So our family lives in Phoenix District 6. We have a total douche as our representative for City Council, Sal DiCiccio. In the last election for City Council they had a runoff between him and the other candidate because the race was so close, and I had no idea who either one was so we opted not to vote. I have been regretting that decision ever since DiCiccio was elected. I never thought I would have to interact with a City Council member on much of anything, but soon after DiCiccio took office Valley Metro proposed to eliminate the express bus route I used to take to work. I sent his office numerous emails asking him to oppose the reduction, and he was non responsive. Everyone that lived in his district that used the route for commuting was urged to contact him. We sent him petitions signed by all the riders. A couple people even went to some of his community meetings to talk with him about it. DiCiccio brushed them off and said he wanted to repeal the food tax. We also had a pretty cool neighborhood circulator that ran through our neighborhood and throughout Ahwatukee. I would say we live in one of the oldest, probably lowest income areas of Ahwatukee and DiCiccio worked with Valley Metro and a coalition of citizens from Ahwatukee (which I am almost certain didn't include anyone from our neighborhood) to figure out a revised route for the neighborhood circulator that basically eliminated service for our neighborhood. I'm lucky that I have a car, but now the closest bus stop to our home is a little over a mile. I know, some of you are probably like, whatever, but when you move to an area based on the mass transit infrastructure it is a big deal when it is taken away.
Everyone I know that has worked with DiCiccio said he is the worst, and pretty much just wants to eliminate all city services and privatize everything. He is an obstructionist, and votes no on issues where all other city council members vote yes just to say, "Look, I voted no", even though it doesn't mean anything. DiCiccio's reelection campaign is primarily funded by lobbyists and developers. DiCiccio is a rich former developer who decided to run for office. Oh, and he's also supported by the Tea Party.
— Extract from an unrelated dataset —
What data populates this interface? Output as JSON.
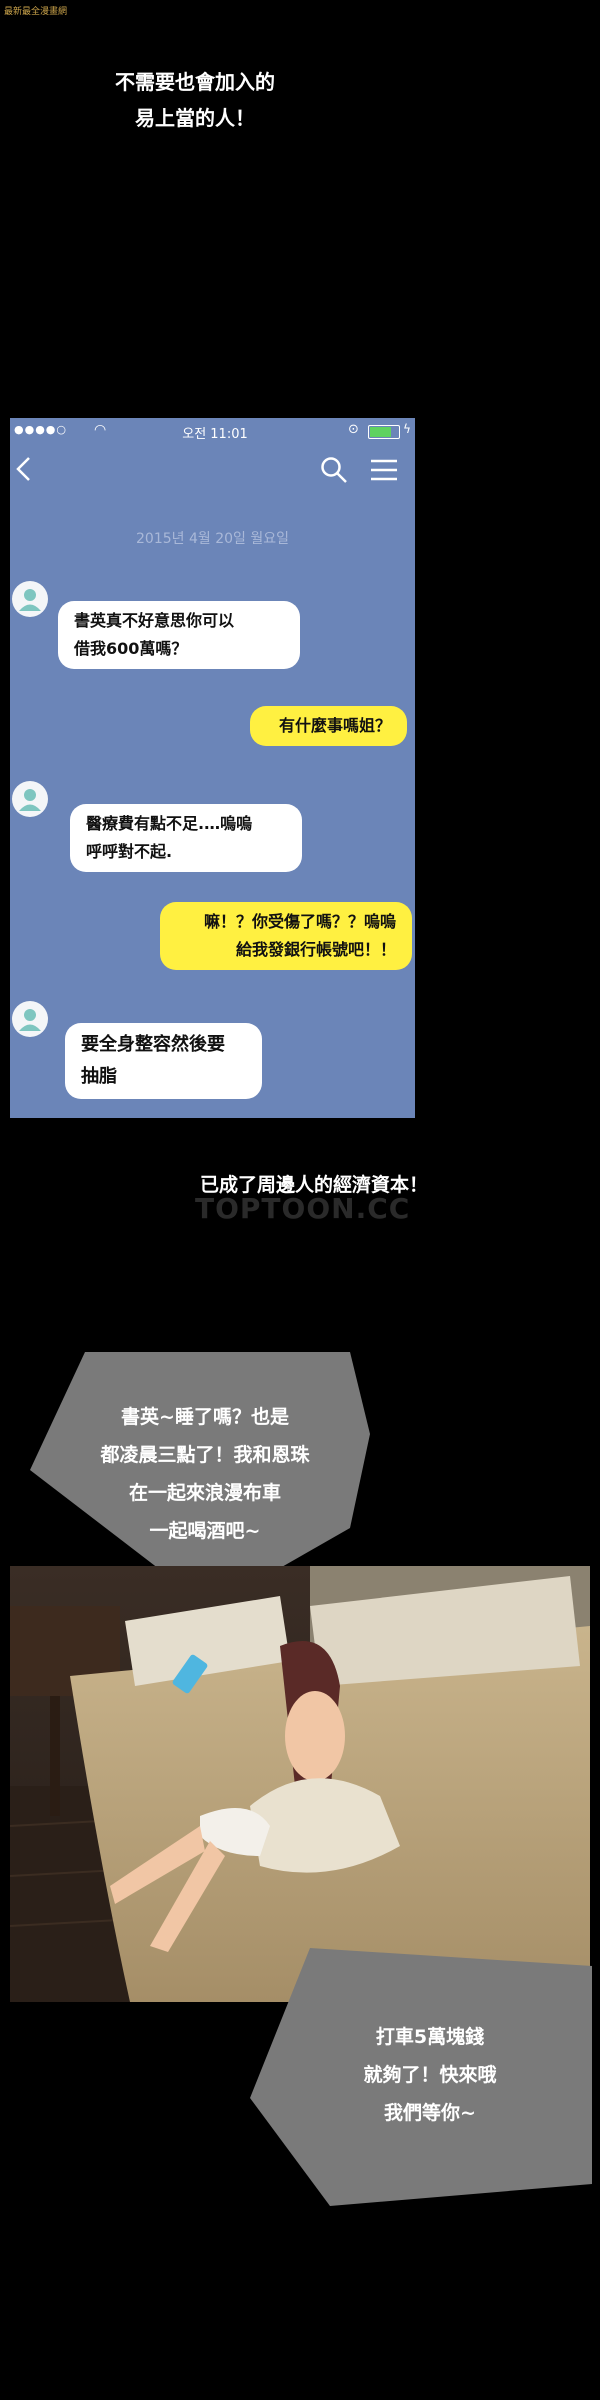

I've been looking forward to the upcoming election to cast my vote for Karlene Keogh-Parks, who is running against DiCiciccio. Lately I have seen a bunch of signs popping up on public property where the election banners are, that say Developers Support Sal DiCiccio and Lobbyists Support Sal DiCiccio. I've been chuckling to myself when I pass those signs, but my wife is like, "What's that all about? I can't figure out if this is for or against DiCiccio's campaign." I found out in an article this morning that the signs were put up by the public service unions since DiCiccio is obviously opposed to all unions and any cost of living increases for public service workers like firefighters and police. I'm really bummed since I think the money from the unions could have been used a little better to promote Keogh-Parks or just put up signs that are clearer about either the positive aspects of Keogh-Parks or the negative aspects of DiCiccio.
Anways, TL;DR, if you live in Phoenix and in District 6, please vote for Karlene Keogh-Parks.
Fresh off his "JUICY AUSTRALIA TOUR"